This year's election for GA State School Superintendent is not getting the same microphone as the races for Governor and US Senator - nor should it.
However, for those of us who follow national, state and local education policy, this election is representative of the national conflict around reforming our public education system. We can debate the pros and cons of whether this position should be an elected one or a position appointed by the governor another time. As much as it creates unnecessary redundancies, bureaucracy and instability in our education system, Georgia has created this monstrosity by virtue of its outdated Constitution for which an amendment would be necessary to fix this dysfunction. And we know from the Charter School Amendment two years ago that it would be a painful and destabilizing process for the state.
So lets return to the question at hand. There were so many candidates in both parties running for this position, that Georgia is not faced with a runoff in each party on July 22nd to see who will run in the general election. Turnout will likely be terrifyingly low and it will be these few voters who will determine which candidates secure their party's nominations.
The election is pitting the Tea Party against the Common Core, and pitting an DFER against a status quo candidate supported by the nation's most powerful unions: the NEA and AFT. These organizations are now undermining President Obama's efforts to reform public education in this country.
The anti-Common Core faction is very strong in Georgia. They almost rammed through a bill in the General Assembly that would have rolled back education reform efforts and set this state's education system back at least a decade. What's good for America is obviously not what's good for Georgia - hence the strong forces against any national efforts that folks will presume without evidence will tread on state's rights. Georgia has already moved forward with major education reforms and while change is never easy, it is way too soon to claim that they are not working or will not work. Miracles don't happen overnight.

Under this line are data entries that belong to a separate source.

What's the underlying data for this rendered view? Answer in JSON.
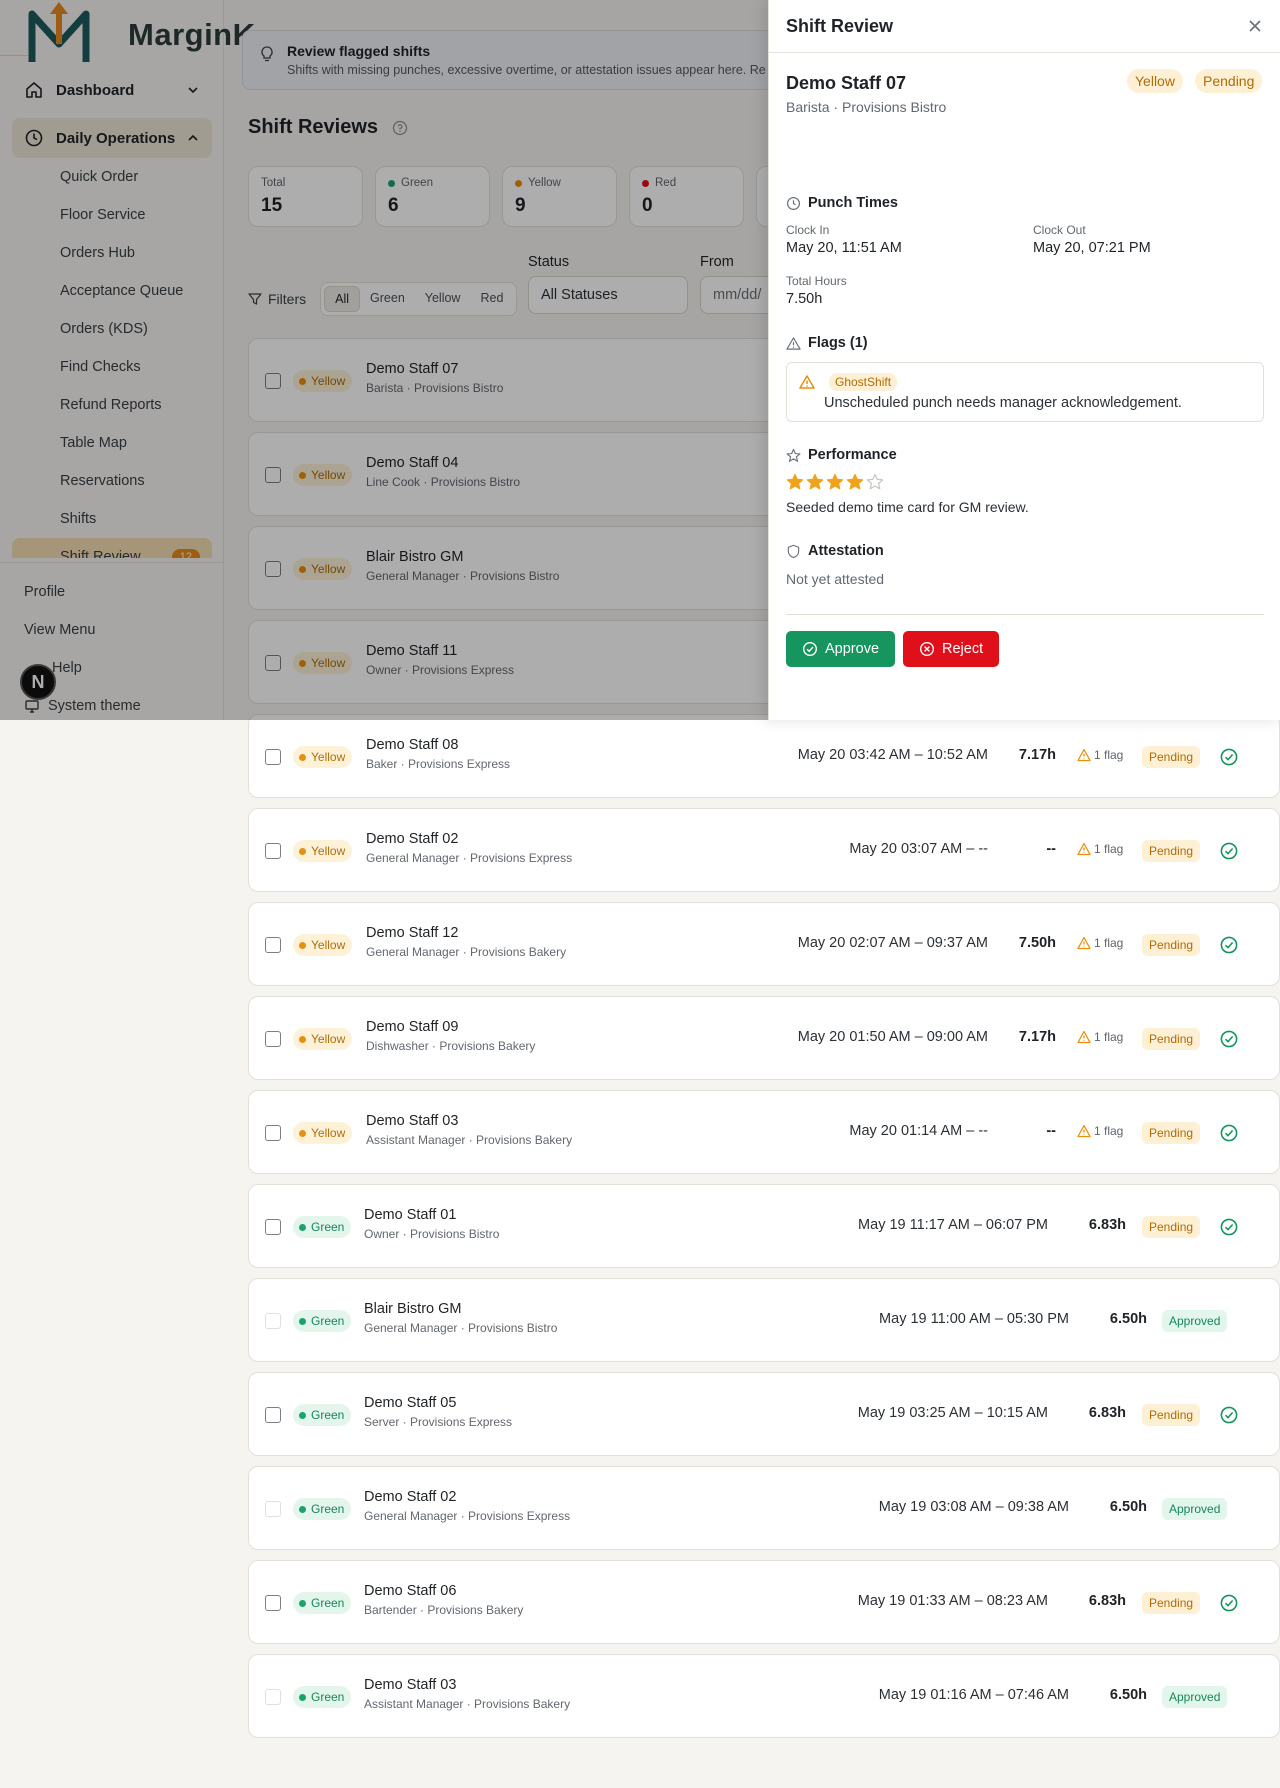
{
  "brand": {
    "name": "MarginK"
  },
  "sidebar": {
    "dashboard": "Dashboard",
    "daily_operations": "Daily Operations",
    "items": [
      "Quick Order",
      "Floor Service",
      "Orders Hub",
      "Acceptance Queue",
      "Orders (KDS)",
      "Find Checks",
      "Refund Reports",
      "Table Map",
      "Reservations",
      "Shifts",
      "Shift Review"
    ],
    "shift_review_count": "12",
    "footer": {
      "profile": "Profile",
      "view_menu": "View Menu",
      "help": "Help",
      "system_theme": "System theme"
    },
    "n_badge": "N"
  },
  "banner": {
    "title": "Review flagged shifts",
    "subtitle": "Shifts with missing punches, excessive overtime, or attestation issues appear here. Re"
  },
  "page": {
    "title": "Shift Reviews"
  },
  "stats": [
    {
      "label": "Total",
      "value": "15",
      "dot": ""
    },
    {
      "label": "Green",
      "value": "6",
      "dot": "#1aa36b"
    },
    {
      "label": "Yellow",
      "value": "9",
      "dot": "#e7900f"
    },
    {
      "label": "Red",
      "value": "0",
      "dot": "#e0101b"
    }
  ],
  "filters": {
    "label": "Filters",
    "segments": [
      "All",
      "Green",
      "Yellow",
      "Red"
    ],
    "active_segment": "All",
    "status_label": "Status",
    "status_value": "All Statuses",
    "from_label": "From",
    "from_placeholder": "mm/dd/"
  },
  "rows": [
    {
      "status": "Yellow",
      "name": "Demo Staff 07",
      "role": "Barista · Provisions Bistro",
      "times": "",
      "hours": "",
      "flag": "",
      "review": ""
    },
    {
      "status": "Yellow",
      "name": "Demo Staff 04",
      "role": "Line Cook · Provisions Bistro",
      "times": "",
      "hours": "",
      "flag": "",
      "review": ""
    },
    {
      "status": "Yellow",
      "name": "Blair Bistro GM",
      "role": "General Manager · Provisions Bistro",
      "times": "",
      "hours": "",
      "flag": "",
      "review": ""
    },
    {
      "status": "Yellow",
      "name": "Demo Staff 11",
      "role": "Owner · Provisions Express",
      "times": "",
      "hours": "",
      "flag": "",
      "review": ""
    },
    {
      "status": "Yellow",
      "name": "Demo Staff 08",
      "role": "Baker · Provisions Express",
      "times": "May 20 03:42 AM – 10:52 AM",
      "hours": "7.17h",
      "flag": "1 flag",
      "review": "Pending"
    },
    {
      "status": "Yellow",
      "name": "Demo Staff 02",
      "role": "General Manager · Provisions Express",
      "times": "May 20 03:07 AM – --",
      "hours": "--",
      "flag": "1 flag",
      "review": "Pending"
    },
    {
      "status": "Yellow",
      "name": "Demo Staff 12",
      "role": "General Manager · Provisions Bakery",
      "times": "May 20 02:07 AM – 09:37 AM",
      "hours": "7.50h",
      "flag": "1 flag",
      "review": "Pending"
    },
    {
      "status": "Yellow",
      "name": "Demo Staff 09",
      "role": "Dishwasher · Provisions Bakery",
      "times": "May 20 01:50 AM – 09:00 AM",
      "hours": "7.17h",
      "flag": "1 flag",
      "review": "Pending"
    },
    {
      "status": "Yellow",
      "name": "Demo Staff 03",
      "role": "Assistant Manager · Provisions Bakery",
      "times": "May 20 01:14 AM – --",
      "hours": "--",
      "flag": "1 flag",
      "review": "Pending"
    },
    {
      "status": "Green",
      "name": "Demo Staff 01",
      "role": "Owner · Provisions Bistro",
      "times": "May 19 11:17 AM – 06:07 PM",
      "hours": "6.83h",
      "flag": "",
      "review": "Pending"
    },
    {
      "status": "Green",
      "name": "Blair Bistro GM",
      "role": "General Manager · Provisions Bistro",
      "times": "May 19 11:00 AM – 05:30 PM",
      "hours": "6.50h",
      "flag": "",
      "review": "Approved"
    },
    {
      "status": "Green",
      "name": "Demo Staff 05",
      "role": "Server · Provisions Express",
      "times": "May 19 03:25 AM – 10:15 AM",
      "hours": "6.83h",
      "flag": "",
      "review": "Pending"
    },
    {
      "status": "Green",
      "name": "Demo Staff 02",
      "role": "General Manager · Provisions Express",
      "times": "May 19 03:08 AM – 09:38 AM",
      "hours": "6.50h",
      "flag": "",
      "review": "Approved"
    },
    {
      "status": "Green",
      "name": "Demo Staff 06",
      "role": "Bartender · Provisions Bakery",
      "times": "May 19 01:33 AM – 08:23 AM",
      "hours": "6.83h",
      "flag": "",
      "review": "Pending"
    },
    {
      "status": "Green",
      "name": "Demo Staff 03",
      "role": "Assistant Manager · Provisions Bakery",
      "times": "May 19 01:16 AM – 07:46 AM",
      "hours": "6.50h",
      "flag": "",
      "review": "Approved"
    }
  ],
  "drawer": {
    "title": "Shift Review",
    "employee_name": "Demo Staff 07",
    "employee_role": "Barista · Provisions Bistro",
    "tag_status": "Yellow",
    "tag_review": "Pending",
    "punch_heading": "Punch Times",
    "clock_in_label": "Clock In",
    "clock_in_value": "May 20, 11:51 AM",
    "clock_out_label": "Clock Out",
    "clock_out_value": "May 20, 07:21 PM",
    "total_hours_label": "Total Hours",
    "total_hours_value": "7.50h",
    "flags_heading": "Flags (1)",
    "flag_type": "GhostShift",
    "flag_description": "Unscheduled punch needs manager acknowledgement.",
    "performance_heading": "Performance",
    "rating": 4,
    "rating_max": 5,
    "performance_note": "Seeded demo time card for GM review.",
    "attestation_heading": "Attestation",
    "attestation_value": "Not yet attested",
    "approve_label": "Approve",
    "reject_label": "Reject"
  },
  "colors": {
    "accent": "#e8891c",
    "green": "#17955e",
    "red": "#e0101b",
    "yellow": "#e7900f"
  }
}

So what will Georgia do? Will Georgia vote for more influence from teacher's unions? Will they vote to unravel the Common Core and wreck more havoc in a system that is in the midst of major policy transitions and where educators are getting comfortable with such changes? Will Georgia's voters vote for a candidate who will work across party lines to continue to reforms that Georgia signed up to enact based on its $400 million Race to the Top grant award?
This is the moment of truth for Georgia. I hope they let the current reforms take root and not put our parents, teachers and children through more policy changes. Only two candidates fit that bill: Mike Buck and Alisha Morgan. If those two win the runoffs, then Georgia should win regardless who you like amongst the two. I know who I'm voting for - do you?